◆ **WHAT YOU WILL DO**:
Among the entries below, how many lines contain the string "портах"? Only the number, please.

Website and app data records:
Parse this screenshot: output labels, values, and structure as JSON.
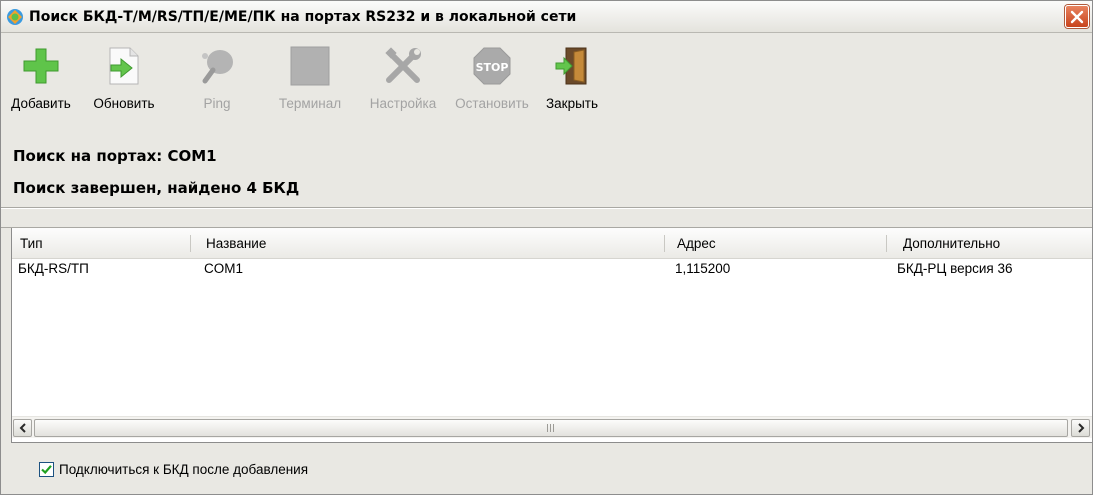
{
  "window": {
    "title": "Поиск БКД-Т/М/RS/ТП/Е/МЕ/ПК на портах RS232 и в локальной сети",
    "close_icon": "close-x-icon"
  },
  "toolbar": {
    "buttons": [
      {
        "label": "Добавить",
        "icon": "plus-icon",
        "enabled": true
      },
      {
        "label": "Обновить",
        "icon": "refresh-arrow-icon",
        "enabled": true
      },
      {
        "label": "Ping",
        "icon": "ping-icon",
        "enabled": false
      },
      {
        "label": "Терминал",
        "icon": "terminal-icon",
        "enabled": false
      },
      {
        "label": "Настройка",
        "icon": "wrench-screwdriver-icon",
        "enabled": false
      },
      {
        "label": "Остановить",
        "icon": "stop-sign-icon",
        "enabled": false
      },
      {
        "label": "Закрыть",
        "icon": "exit-door-icon",
        "enabled": true
      }
    ]
  },
  "status": {
    "line1": "Поиск на портах: COM1",
    "line2": "Поиск завершен, найдено 4 БКД"
  },
  "table": {
    "columns": [
      "Тип",
      "Название",
      "Адрес",
      "Дополнительно"
    ],
    "rows": [
      [
        "БКД-RS/ТП",
        "COM1",
        "1,115200",
        "БКД-РЦ версия 36"
      ]
    ]
  },
  "options": {
    "connect_after_add_label": "Подключиться к БКД после добавления",
    "connect_after_add_checked": true
  },
  "colors": {
    "window_bg": "#e9e8e3",
    "close_button": "#c8431c",
    "checkbox_check": "#21a121",
    "disabled_text": "#a3a3a3"
  }
}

◆ **RESPONSE**:
2